The patterns start to drive us, and often we feel powerless to do anything different. The pattern takes over and then we repeat some version of the same experience, again and again, throughout our lives.
My yoga teacher explained it as it being like a river which eventually makes grooves through the rocks it passes over, so too do our thoughts weave grooves in our brains. Over time, repetitive thoughts weave grooves in our brains, making it easier for our minds to follow this established path instead of creating a new path. These grooves are called samskaras.
Samskaras are the behaviour patterns that put us on autopilot in life. This may be why some people stay in a job that they hate or in a toxic relationship, going from one abusive relationship to another, it can be why we eat a biscuit without realising it or why we drive 20 miles on a familiar road, without remembering the journey.
So how do you get out of this repetitive cycle? You create new patterns. How do you do that?
- We can create a sankalpa (intention). This is a present tense postive statement starting with “I am….” A sankalpa is our commitment to change. By making a commitment to change, you are already on the path to change.
- Practise living mindfully. Practising observance of thoughts and actions.
- Slow down. Because samskaras are instinctual, we often find ourselves in them before we realise it. If we slow down we become able to respond clearly rather than react impulsively.

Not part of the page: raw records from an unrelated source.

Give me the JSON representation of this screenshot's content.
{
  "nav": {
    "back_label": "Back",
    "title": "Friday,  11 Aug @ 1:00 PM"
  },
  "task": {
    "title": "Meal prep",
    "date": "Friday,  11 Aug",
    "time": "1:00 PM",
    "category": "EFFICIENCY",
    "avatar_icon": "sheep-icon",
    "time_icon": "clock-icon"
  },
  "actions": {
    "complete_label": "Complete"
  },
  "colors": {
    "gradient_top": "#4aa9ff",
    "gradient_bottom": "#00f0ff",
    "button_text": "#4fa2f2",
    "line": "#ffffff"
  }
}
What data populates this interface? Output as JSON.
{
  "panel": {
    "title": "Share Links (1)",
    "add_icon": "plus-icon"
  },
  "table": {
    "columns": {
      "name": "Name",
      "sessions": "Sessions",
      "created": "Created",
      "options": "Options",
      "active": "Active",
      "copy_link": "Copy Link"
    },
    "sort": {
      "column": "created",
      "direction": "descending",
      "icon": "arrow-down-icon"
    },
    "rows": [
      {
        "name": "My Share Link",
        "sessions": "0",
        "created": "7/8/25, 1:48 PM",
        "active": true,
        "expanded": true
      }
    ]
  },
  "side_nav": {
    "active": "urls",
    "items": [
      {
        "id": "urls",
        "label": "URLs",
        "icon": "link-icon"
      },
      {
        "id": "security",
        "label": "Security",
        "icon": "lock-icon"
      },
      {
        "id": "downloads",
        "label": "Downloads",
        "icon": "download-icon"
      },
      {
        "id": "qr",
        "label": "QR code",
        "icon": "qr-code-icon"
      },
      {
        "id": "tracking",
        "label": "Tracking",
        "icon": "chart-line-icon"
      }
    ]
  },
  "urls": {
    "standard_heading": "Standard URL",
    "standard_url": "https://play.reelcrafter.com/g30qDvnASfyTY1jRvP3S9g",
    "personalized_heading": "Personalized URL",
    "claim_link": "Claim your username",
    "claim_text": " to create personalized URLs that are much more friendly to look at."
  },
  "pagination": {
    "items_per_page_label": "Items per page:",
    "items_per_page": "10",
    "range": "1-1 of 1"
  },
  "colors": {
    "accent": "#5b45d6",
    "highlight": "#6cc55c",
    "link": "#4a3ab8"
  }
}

- Change it up a bit! Have new experiences. If you want to be a different person, you have to do things differently. To truly make change happen, you have to start having different experiences: even if this means, going a slightly different way to go to work, changing your hairstyle, or wearing different coloured clothing.